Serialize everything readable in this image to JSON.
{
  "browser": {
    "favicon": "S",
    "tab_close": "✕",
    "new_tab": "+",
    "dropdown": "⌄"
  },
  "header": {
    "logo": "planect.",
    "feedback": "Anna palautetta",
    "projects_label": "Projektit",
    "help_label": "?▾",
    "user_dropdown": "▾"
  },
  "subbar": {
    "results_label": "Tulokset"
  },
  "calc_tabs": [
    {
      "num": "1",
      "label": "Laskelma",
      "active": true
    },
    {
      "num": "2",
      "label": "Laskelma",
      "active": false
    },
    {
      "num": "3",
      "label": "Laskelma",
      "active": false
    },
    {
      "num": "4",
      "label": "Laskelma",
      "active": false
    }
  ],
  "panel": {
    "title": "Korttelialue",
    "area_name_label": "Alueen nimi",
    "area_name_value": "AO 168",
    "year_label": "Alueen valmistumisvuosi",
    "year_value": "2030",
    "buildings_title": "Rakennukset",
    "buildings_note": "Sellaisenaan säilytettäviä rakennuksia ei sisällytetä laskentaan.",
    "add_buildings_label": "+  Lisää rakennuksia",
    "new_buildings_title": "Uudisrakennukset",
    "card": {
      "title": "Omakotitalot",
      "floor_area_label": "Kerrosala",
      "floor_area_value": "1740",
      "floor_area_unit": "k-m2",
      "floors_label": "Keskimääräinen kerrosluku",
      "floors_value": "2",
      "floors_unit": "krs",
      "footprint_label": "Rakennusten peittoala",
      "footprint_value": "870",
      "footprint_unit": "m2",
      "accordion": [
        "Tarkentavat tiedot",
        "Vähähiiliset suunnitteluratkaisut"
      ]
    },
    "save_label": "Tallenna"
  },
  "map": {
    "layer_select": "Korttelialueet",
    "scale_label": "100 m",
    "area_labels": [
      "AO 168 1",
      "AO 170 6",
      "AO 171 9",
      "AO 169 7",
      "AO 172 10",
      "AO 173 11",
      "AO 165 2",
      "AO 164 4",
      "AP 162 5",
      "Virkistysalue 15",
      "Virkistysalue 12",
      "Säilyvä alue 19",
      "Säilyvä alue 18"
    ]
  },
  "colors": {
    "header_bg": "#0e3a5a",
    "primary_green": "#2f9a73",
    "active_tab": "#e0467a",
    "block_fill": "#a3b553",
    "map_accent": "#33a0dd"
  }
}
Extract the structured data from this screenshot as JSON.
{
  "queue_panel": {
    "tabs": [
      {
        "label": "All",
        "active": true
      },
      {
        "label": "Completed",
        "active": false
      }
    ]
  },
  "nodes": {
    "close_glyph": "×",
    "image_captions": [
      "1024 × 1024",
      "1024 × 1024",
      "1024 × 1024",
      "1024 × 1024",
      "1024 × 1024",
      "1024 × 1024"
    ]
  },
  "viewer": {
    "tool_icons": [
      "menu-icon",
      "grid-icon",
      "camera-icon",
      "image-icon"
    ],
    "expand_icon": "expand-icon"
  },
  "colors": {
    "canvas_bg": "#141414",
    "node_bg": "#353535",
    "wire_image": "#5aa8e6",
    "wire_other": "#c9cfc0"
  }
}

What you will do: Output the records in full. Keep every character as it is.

Written response:
Serialize everything readable in this image to JSON.
{
  "browser": {
    "favicon": "S",
    "tab_close": "✕",
    "new_tab": "+",
    "dropdown": "⌄"
  },
  "header": {
    "logo": "planect.",
    "feedback": "Anna palautetta",
    "projects_label": "Projektit",
    "help_label": "?▾",
    "user_dropdown": "▾"
  },
  "subbar": {
    "results_label": "Tulokset"
  },
  "calc_tabs": [
    {
      "num": "1",
      "label": "Laskelma",
      "active": true
    },
    {
      "num": "2",
      "label": "Laskelma",
      "active": false
    },
    {
      "num": "3",
      "label": "Laskelma",
      "active": false
    },
    {
      "num": "4",
      "label": "Laskelma",
      "active": false
    }
  ],
  "panel": {
    "title": "Korttelialue",
    "area_name_label": "Alueen nimi",
    "area_name_value": "AO 168",
    "year_label": "Alueen valmistumisvuosi",
    "year_value": "2030",
    "buildings_title": "Rakennukset",
    "buildings_note": "Sellaisenaan säilytettäviä rakennuksia ei sisällytetä laskentaan.",
    "add_buildings_label": "+  Lisää rakennuksia",
    "new_buildings_title": "Uudisrakennukset",
    "card": {
      "title": "Omakotitalot",
      "floor_area_label": "Kerrosala",
      "floor_area_value": "1740",
      "floor_area_unit": "k-m2",
      "floors_label": "Keskimääräinen kerrosluku",
      "floors_value": "2",
      "floors_unit": "krs",
      "footprint_label": "Rakennusten peittoala",
      "footprint_value": "870",
      "footprint_unit": "m2",
      "accordion": [
        "Tarkentavat tiedot",
        "Vähähiiliset suunnitteluratkaisut"
      ]
    },
    "save_label": "Tallenna"
  },
  "map": {
    "layer_select": "Korttelialueet",
    "scale_label": "100 m",
    "area_labels": [
      "AO 168 1",
      "AO 170 6",
      "AO 171 9",
      "AO 169 7",
      "AO 172 10",
      "AO 173 11",
      "AO 165 2",
      "AO 164 4",
      "AP 162 5",
      "Virkistysalue 15",
      "Virkistysalue 12",
      "Säilyvä alue 19",
      "Säilyvä alue 18"
    ]
  },
  "colors": {
    "header_bg": "#0e3a5a",
    "primary_green": "#2f9a73",
    "active_tab": "#e0467a",
    "block_fill": "#a3b553",
    "map_accent": "#33a0dd"
  }
}
Extract the structured data from this screenshot as JSON.
{
  "queue_panel": {
    "tabs": [
      {
        "label": "All",
        "active": true
      },
      {
        "label": "Completed",
        "active": false
      }
    ]
  },
  "nodes": {
    "close_glyph": "×",
    "image_captions": [
      "1024 × 1024",
      "1024 × 1024",
      "1024 × 1024",
      "1024 × 1024",
      "1024 × 1024",
      "1024 × 1024"
    ]
  },
  "viewer": {
    "tool_icons": [
      "menu-icon",
      "grid-icon",
      "camera-icon",
      "image-icon"
    ],
    "expand_icon": "expand-icon"
  },
  "colors": {
    "canvas_bg": "#141414",
    "node_bg": "#353535",
    "wire_image": "#5aa8e6",
    "wire_other": "#c9cfc0"
  }
}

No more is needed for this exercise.